New Center Aims to Help Motivate Calif. High Schoolers
Related poll shows student support for career-related schools.
Hoping to motivate more California students to finish high school and find future success, the James Irvine Foundation last week announced a new center aimed at expanding work-based learning programs that integrate high-level academics.
Called ConnectEd: The California Center for College and Career, the new project will seek to provide solutions to the problems highlighted in a new poll, also sponsored by the foundation.
ConnectEd, based in Berkeley, will serve as a hub for creative practices, policies, and research on how to ensure that more of the state’s students complete high school and have the skills they need for a job or for college, organizers say.
The center will stress “real world” learning that blends high-quality technical and career education with rigorous academic content.
Concerned about global competition and widening income gaps in the U.S. economy, policymakers across the nation are turning with increasing urgency to the issue of college and workforce preparation. ("Economic Trends Fuel Push to Retool Schooling," March 22, 2006.)
Examples of what the center’s organizers would like to see replicated across the state include Health Professions High School, which opened last fall in Sacramento. With 150 freshmen this year, the school uses a health-care theme to provide an academic curriculum, leadership experiences, and opportunities for students to apply what they’ve learned.
Board members for ConnectEd include Jeannie Oakes, an education professor at the University of California, Los Angeles; Ramon C. Cortines, a former district schools chief in New York City and San Francisco; and Ted Mitchell, the chairman of Gov. Arnold Schwarzenegger’s Advisory Committee on Education Excellence.
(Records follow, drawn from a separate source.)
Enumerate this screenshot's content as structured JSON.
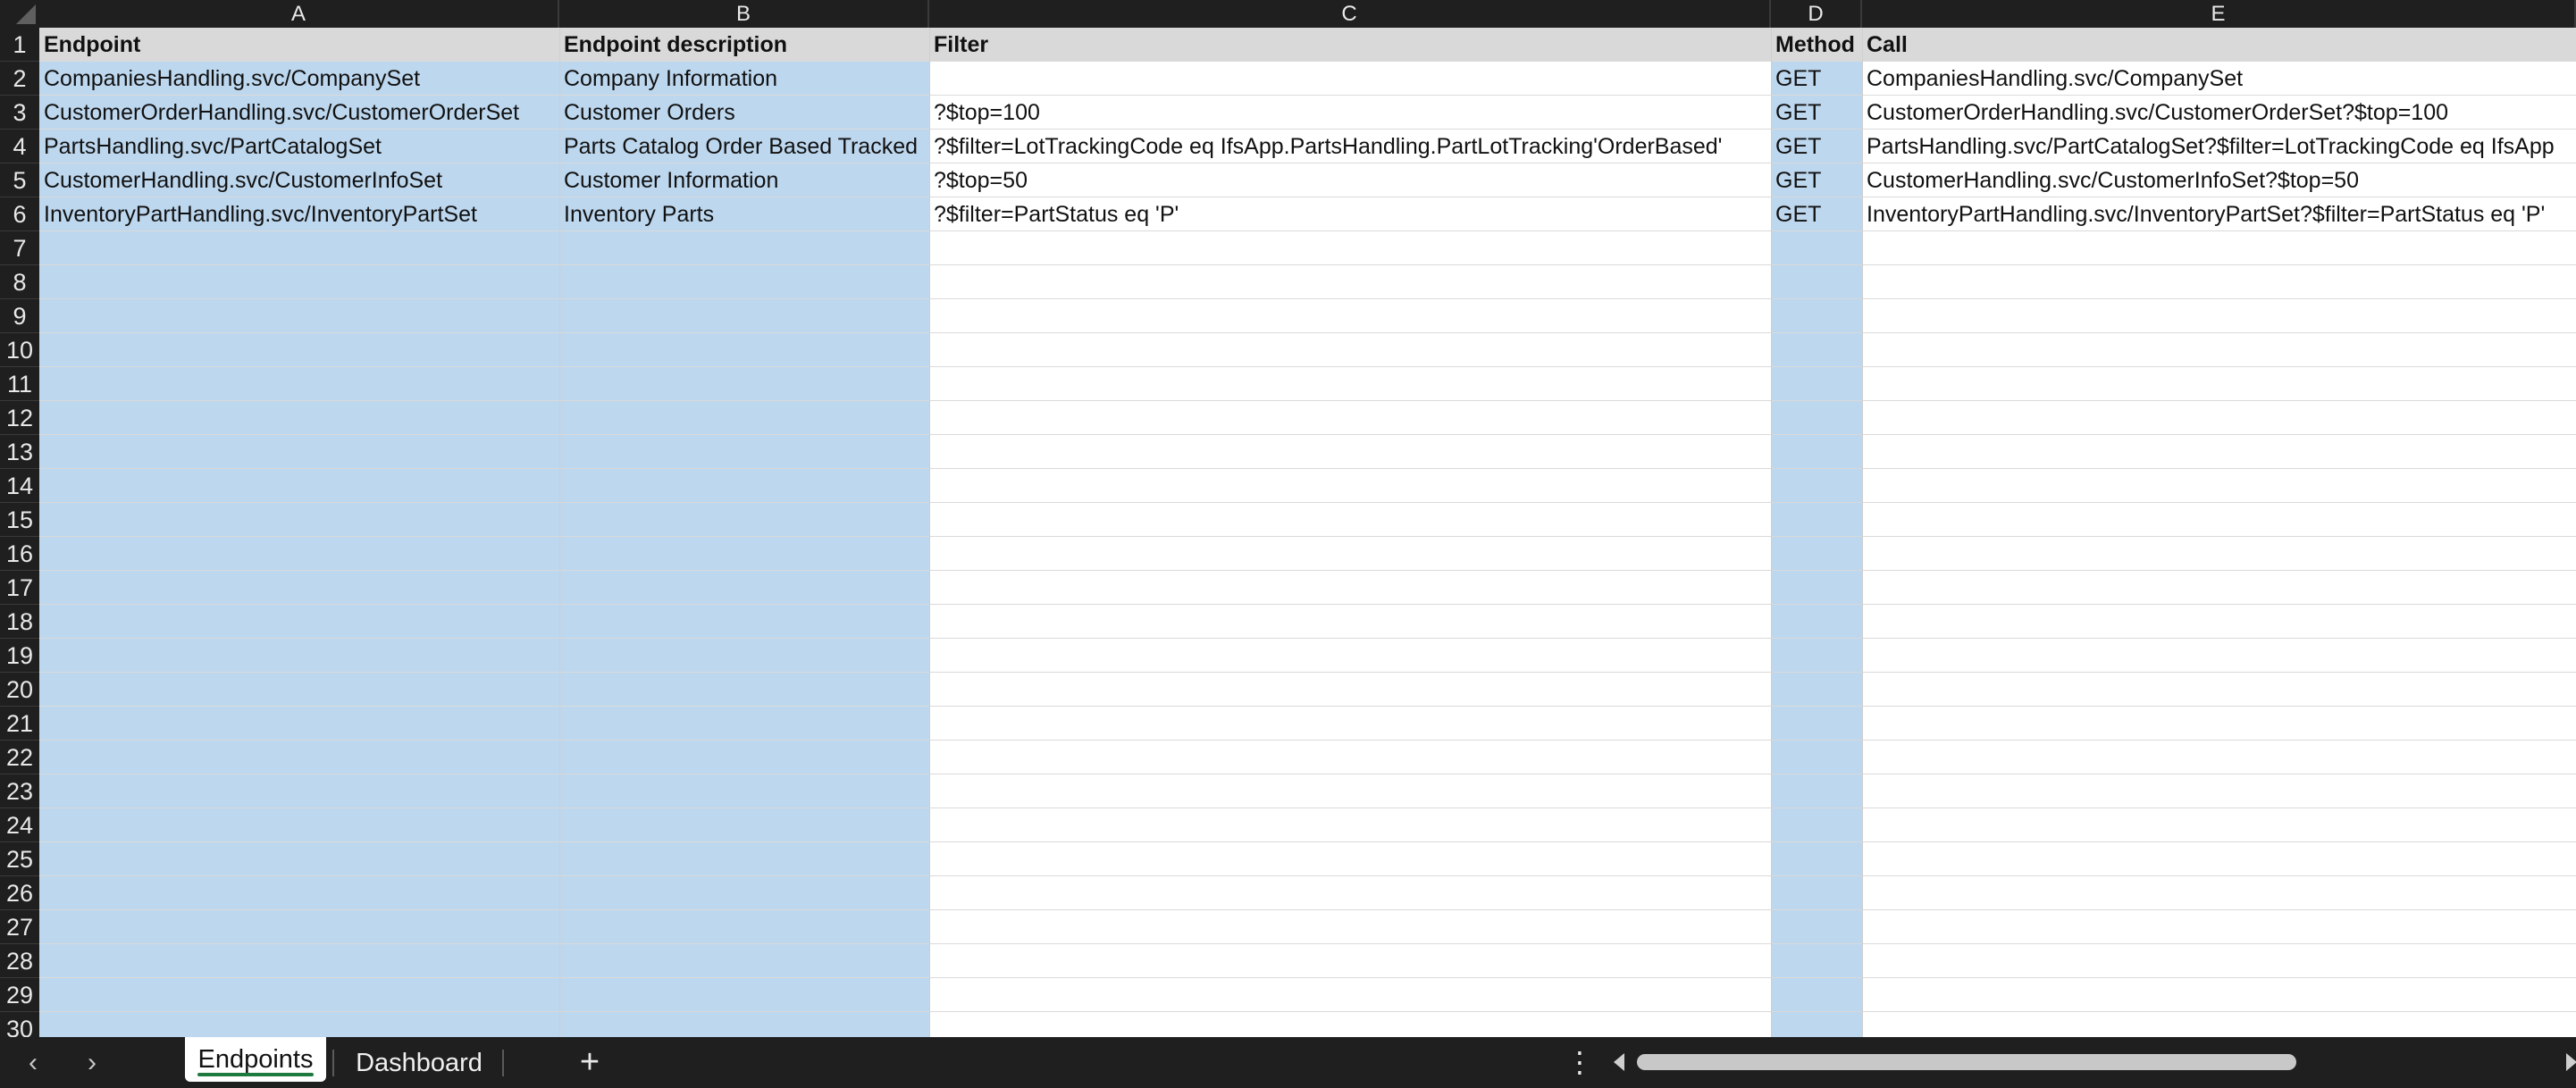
{
  "columns": [
    "A",
    "B",
    "C",
    "D",
    "E"
  ],
  "rows": [
    "1",
    "2",
    "3",
    "4",
    "5",
    "6",
    "7",
    "8",
    "9",
    "10",
    "11",
    "12",
    "13",
    "14",
    "15",
    "16",
    "17",
    "18",
    "19",
    "20",
    "21",
    "22",
    "23",
    "24",
    "25",
    "26",
    "27",
    "28",
    "29",
    "30"
  ],
  "headers": {
    "endpoint": "Endpoint",
    "description": "Endpoint description",
    "filter": "Filter",
    "method": "Method",
    "call": "Call"
  },
  "data_rows": [
    {
      "endpoint": "CompaniesHandling.svc/CompanySet",
      "description": "Company Information",
      "filter": "",
      "method": "GET",
      "call": "CompaniesHandling.svc/CompanySet"
    },
    {
      "endpoint": "CustomerOrderHandling.svc/CustomerOrderSet",
      "description": "Customer Orders",
      "filter": "?$top=100",
      "method": "GET",
      "call": "CustomerOrderHandling.svc/CustomerOrderSet?$top=100"
    },
    {
      "endpoint": "PartsHandling.svc/PartCatalogSet",
      "description": "Parts Catalog Order Based Tracked",
      "filter": "?$filter=LotTrackingCode eq IfsApp.PartsHandling.PartLotTracking'OrderBased'",
      "method": "GET",
      "call": "PartsHandling.svc/PartCatalogSet?$filter=LotTrackingCode eq IfsApp"
    },
    {
      "endpoint": "CustomerHandling.svc/CustomerInfoSet",
      "description": "Customer Information",
      "filter": "?$top=50",
      "method": "GET",
      "call": "CustomerHandling.svc/CustomerInfoSet?$top=50"
    },
    {
      "endpoint": "InventoryPartHandling.svc/InventoryPartSet",
      "description": "Inventory Parts",
      "filter": "?$filter=PartStatus eq 'P'",
      "method": "GET",
      "call": "InventoryPartHandling.svc/InventoryPartSet?$filter=PartStatus eq 'P'"
    }
  ],
  "tabs": {
    "active": "Endpoints",
    "inactive": "Dashboard",
    "add": "+"
  },
  "icons": {
    "prev": "chevron-left-icon",
    "next": "chevron-right-icon",
    "add": "plus-icon",
    "more": "more-vertical-icon"
  },
  "colors": {
    "highlight": "#bdd7ee",
    "header_fill": "#d9d9d9",
    "active_tab_accent": "#1f7a3e"
  }
}
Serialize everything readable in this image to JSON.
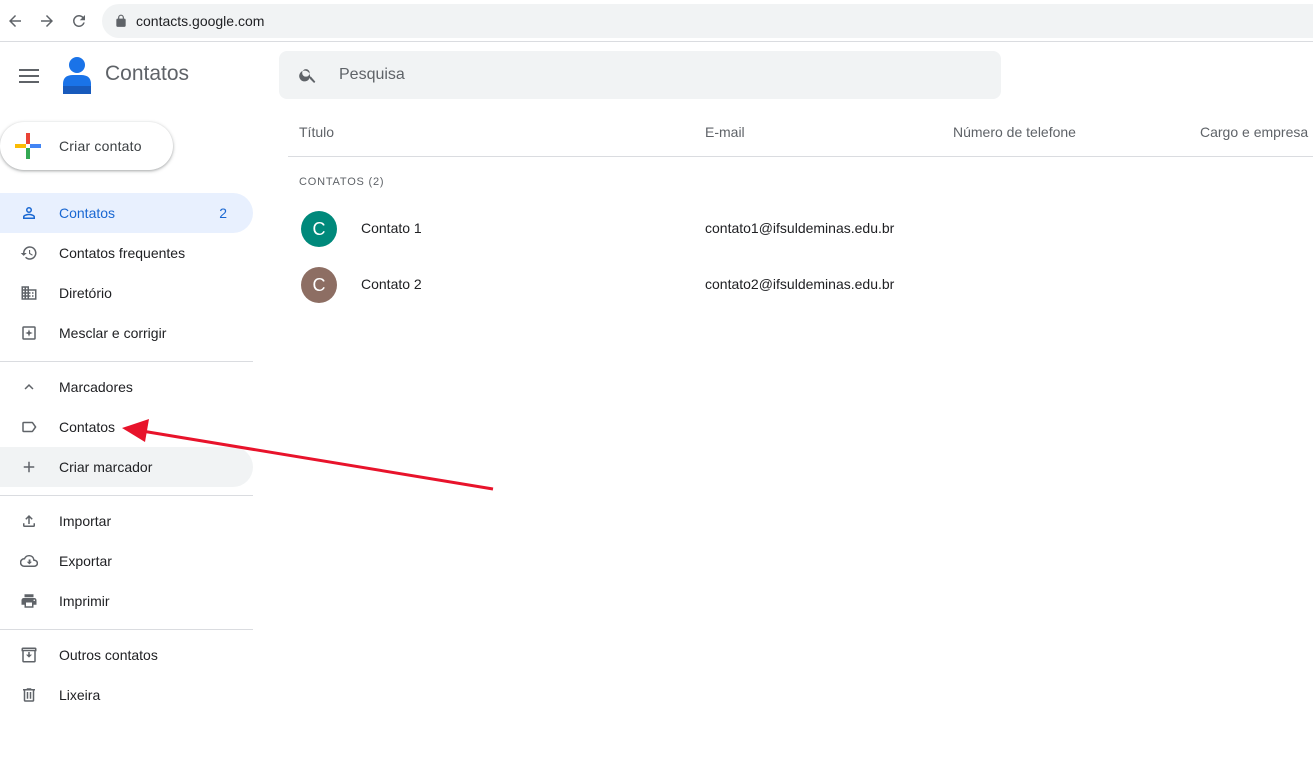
{
  "browser": {
    "url": "contacts.google.com",
    "icons": [
      "back-arrow-icon",
      "forward-arrow-icon",
      "reload-icon",
      "lock-icon"
    ]
  },
  "header": {
    "app_title": "Contatos",
    "search_placeholder": "Pesquisa"
  },
  "create_button": {
    "label": "Criar contato"
  },
  "sidebar": {
    "main_items": [
      {
        "label": "Contatos",
        "count": "2",
        "icon": "person-icon"
      },
      {
        "label": "Contatos frequentes",
        "icon": "history-icon"
      },
      {
        "label": "Diretório",
        "icon": "domain-icon"
      },
      {
        "label": "Mesclar e corrigir",
        "icon": "merge-fix-icon"
      }
    ],
    "labels_section": {
      "header": "Marcadores",
      "items": [
        {
          "label": "Contatos",
          "icon": "label-icon"
        },
        {
          "label": "Criar marcador",
          "icon": "plus-icon"
        }
      ]
    },
    "actions": [
      {
        "label": "Importar",
        "icon": "upload-icon"
      },
      {
        "label": "Exportar",
        "icon": "cloud-download-icon"
      },
      {
        "label": "Imprimir",
        "icon": "printer-icon"
      }
    ],
    "other": [
      {
        "label": "Outros contatos",
        "icon": "archive-icon"
      },
      {
        "label": "Lixeira",
        "icon": "trash-icon"
      }
    ]
  },
  "table": {
    "headers": [
      "Título",
      "E-mail",
      "Número de telefone",
      "Cargo e empresa"
    ],
    "section_label": "CONTATOS (2)",
    "rows": [
      {
        "initial": "C",
        "name": "Contato 1",
        "email": "contato1@ifsuldeminas.edu.br",
        "avatar_color": "#00897b"
      },
      {
        "initial": "C",
        "name": "Contato 2",
        "email": "contato2@ifsuldeminas.edu.br",
        "avatar_color": "#8d6e63"
      }
    ]
  },
  "colors": {
    "accent": "#1967d2",
    "active_bg": "#e8f0fe",
    "annotation_arrow": "#e8132b"
  }
}
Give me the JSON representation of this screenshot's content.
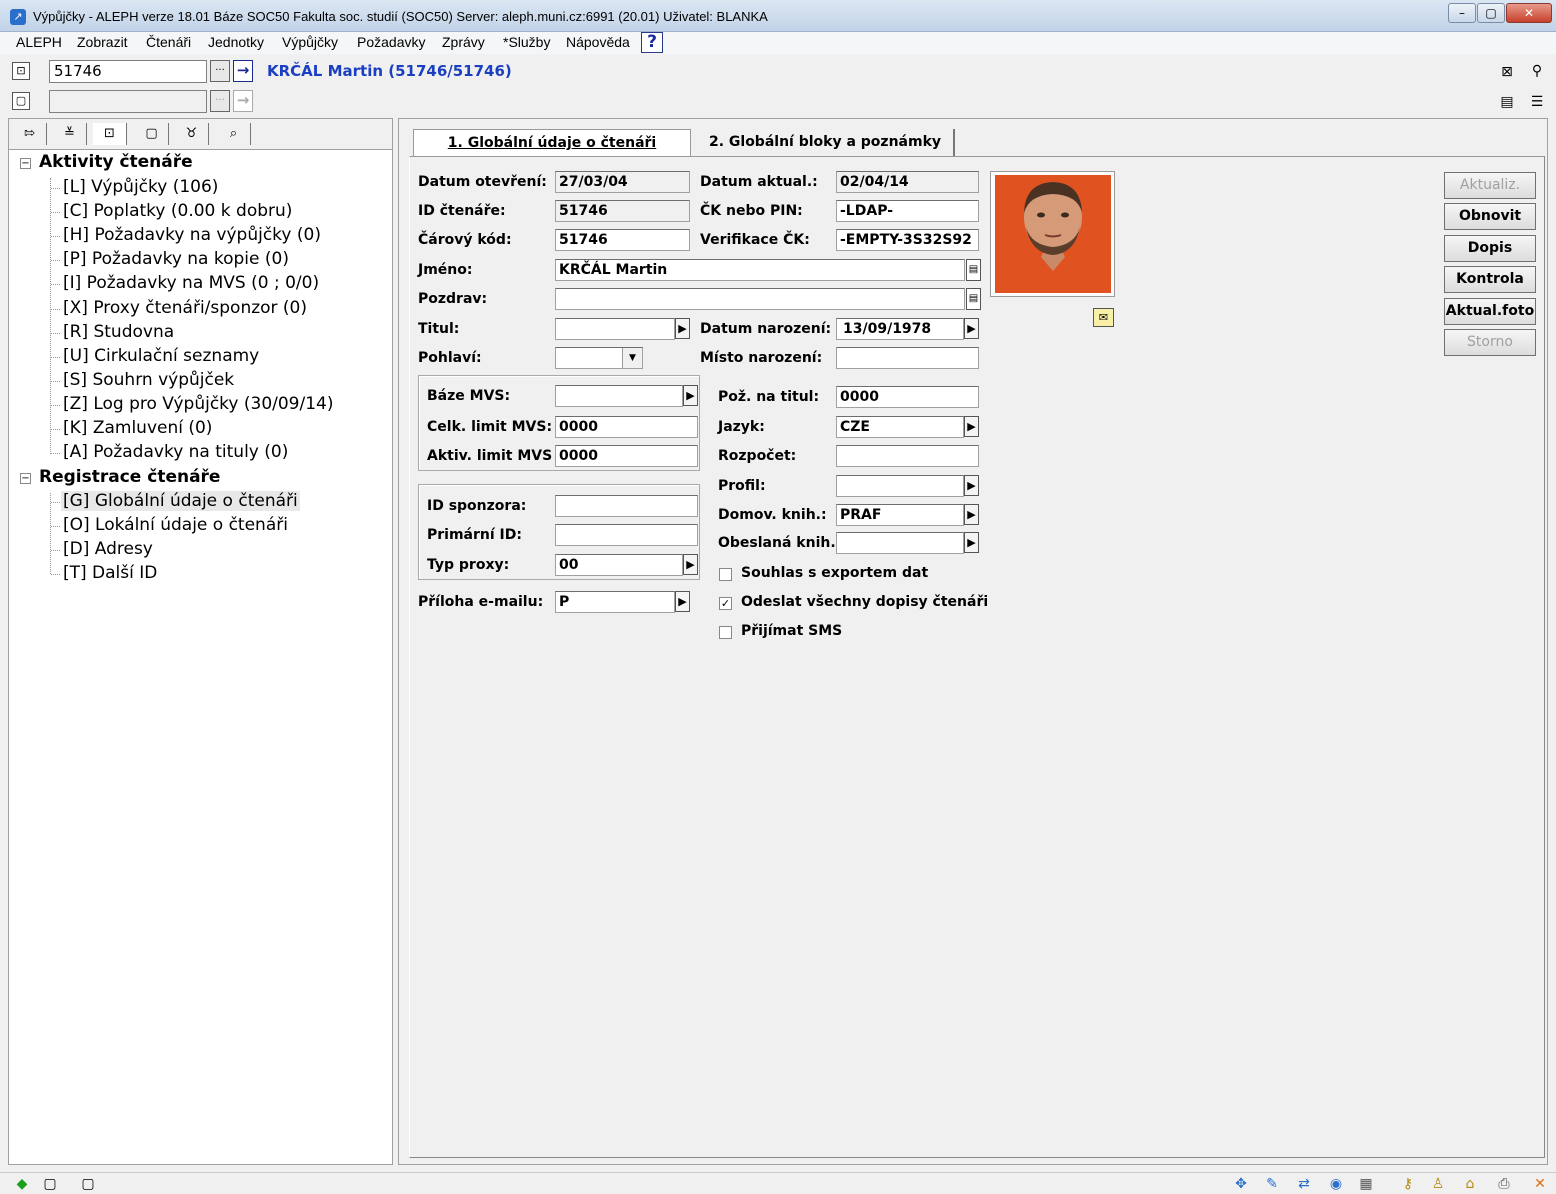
{
  "window": {
    "title": "Výpůjčky - ALEPH verze 18.01  Báze SOC50 Fakulta soc. studií (SOC50)  Server: aleph.muni.cz:6991 (20.01)  Uživatel: BLANKA"
  },
  "menu": [
    "ALEPH",
    "Zobrazit",
    "Čtenáři",
    "Jednotky",
    "Výpůjčky",
    "Požadavky",
    "Zprávy",
    "*Služby",
    "Nápověda"
  ],
  "help_label": "?",
  "patron_bar": {
    "patron_id": "51746",
    "patron_name": "KRČÁL Martin (51746/51746)",
    "item_id": ""
  },
  "left_tree": {
    "groups": [
      {
        "label": "Aktivity čtenáře",
        "items": [
          "[L] Výpůjčky (106)",
          "[C] Poplatky (0.00 k dobru)",
          "[H] Požadavky na výpůjčky (0)",
          "[P] Požadavky na kopie (0)",
          "[I] Požadavky na MVS (0 ; 0/0)",
          "[X] Proxy čtenáři/sponzor (0)",
          "[R] Studovna",
          "[U] Cirkulační seznamy",
          "[S] Souhrn výpůjček",
          "[Z] Log pro Výpůjčky (30/09/14)",
          "[K] Zamluvení (0)",
          "[A] Požadavky na tituly (0)"
        ]
      },
      {
        "label": "Registrace čtenáře",
        "items": [
          "[G] Globální údaje o čtenáři",
          "[O] Lokální údaje o čtenáři",
          "[D] Adresy",
          "[T] Další ID"
        ]
      }
    ],
    "selected_item": "[G] Globální údaje o čtenáři"
  },
  "tabs": [
    "1. Globální údaje o čtenáři",
    "2. Globální bloky a poznámky"
  ],
  "active_tab": "1. Globální údaje o čtenáři",
  "form": {
    "datum_otevreni": {
      "label": "Datum otevření:",
      "value": "27/03/04"
    },
    "datum_aktual": {
      "label": "Datum aktual.:",
      "value": "02/04/14"
    },
    "id_ctenare": {
      "label": "ID čtenáře:",
      "value": "51746"
    },
    "ck_pin": {
      "label": "ČK nebo PIN:",
      "value": "-LDAP-"
    },
    "carovy_kod": {
      "label": "Čárový kód:",
      "value": "51746"
    },
    "verifikace_ck": {
      "label": "Verifikace ČK:",
      "value": "-EMPTY-3S32S92"
    },
    "jmeno": {
      "label": "Jméno:",
      "value": "KRČÁL Martin"
    },
    "pozdrav": {
      "label": "Pozdrav:",
      "value": ""
    },
    "titul": {
      "label": "Titul:",
      "value": ""
    },
    "datum_narozeni": {
      "label": "Datum narození:",
      "value": "13/09/1978"
    },
    "pohlavi": {
      "label": "Pohlaví:",
      "value": ""
    },
    "misto_narozeni": {
      "label": "Místo narození:",
      "value": ""
    },
    "baze_mvs": {
      "label": "Báze MVS:",
      "value": ""
    },
    "celk_limit_mvs": {
      "label": "Celk. limit MVS:",
      "value": "0000"
    },
    "aktiv_limit_mvs": {
      "label": "Aktiv. limit MVS",
      "value": "0000"
    },
    "poz_na_titul": {
      "label": "Pož. na titul:",
      "value": "0000"
    },
    "jazyk": {
      "label": "Jazyk:",
      "value": "CZE"
    },
    "rozpocet": {
      "label": "Rozpočet:",
      "value": ""
    },
    "profil": {
      "label": "Profil:",
      "value": ""
    },
    "id_sponzora": {
      "label": "ID sponzora:",
      "value": ""
    },
    "primarni_id": {
      "label": "Primární ID:",
      "value": ""
    },
    "typ_proxy": {
      "label": "Typ proxy:",
      "value": "00"
    },
    "domov_knih": {
      "label": "Domov. knih.:",
      "value": "PRAF"
    },
    "obeslana_knih": {
      "label": "Obeslaná knih.:",
      "value": ""
    },
    "priloha_emailu": {
      "label": "Příloha e-mailu:",
      "value": "P"
    },
    "souhlas_export": {
      "label": "Souhlas s exportem dat",
      "checked": false
    },
    "odeslat_dopisy": {
      "label": "Odeslat všechny dopisy čtenáři",
      "checked": true
    },
    "prijimat_sms": {
      "label": "Přijímat SMS",
      "checked": false
    }
  },
  "actions": [
    {
      "label": "Aktualiz.",
      "enabled": false
    },
    {
      "label": "Obnovit",
      "enabled": true
    },
    {
      "label": "Dopis",
      "enabled": true
    },
    {
      "label": "Kontrola",
      "enabled": true
    },
    {
      "label": "Aktual.foto",
      "enabled": true
    },
    {
      "label": "Storno",
      "enabled": false
    }
  ],
  "colors": {
    "patron_name": "#1a3fc0",
    "photo_background": "#e0521f"
  }
}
The poll released last week by the foundation found that fewer than 40 percent of California’s 9th and 10th graders say they really like going to school and feel high school does a good job of motivating them to do their best work.
The poll results also show that almost three-fourths of the students surveyed said they could be doing better if they felt motivated to work harder.
“It’s so clear that we have to do a better job of preparing students for both college and career,” Gavin Payne, California’s deputy superintendent of education, said during a teleconference on the poll. He added that many students “have interests and learning styles which don’t fit the pathways that are offered” in traditional high schools.
Roughly 75 percent of students polled agreed that the idea of a school that prepares them for college and employment is appealing. Seventy-six percent said they would like to attend school in “small learning communities” focused on a particular profession.
“California high schools’ current structure works well for many students, but there is clear room for improvement for the majority of students,” the report on the results says.
For the poll, Peter D. Hart Research Associates, based in Washington, surveyed 619 9th and 10th graders in California who are deemed at risk of falling behind academically. The margin of error is 4.1 percentage points.
The Irvine Foundation, based in San Francisco, sponsored the poll as a follow-up to its funding of a study last year on California’s high school dropout problem. That study was conducted by the Civil Rights Project at Harvard University and showed that only 69 percent of the state’s students graduate from high school on time. The rates are even lower for African-American and Hispanic students.
The new poll results come as Gov. Schwarzenegger is drawing more attention to career and technical education as a way to keep students interested in school. He is recommending $50 million to expand such programs in middle school through community college and to help high schools link their vocational programs with those in community colleges.
Vol. 25, Issue 31, Pages 5,16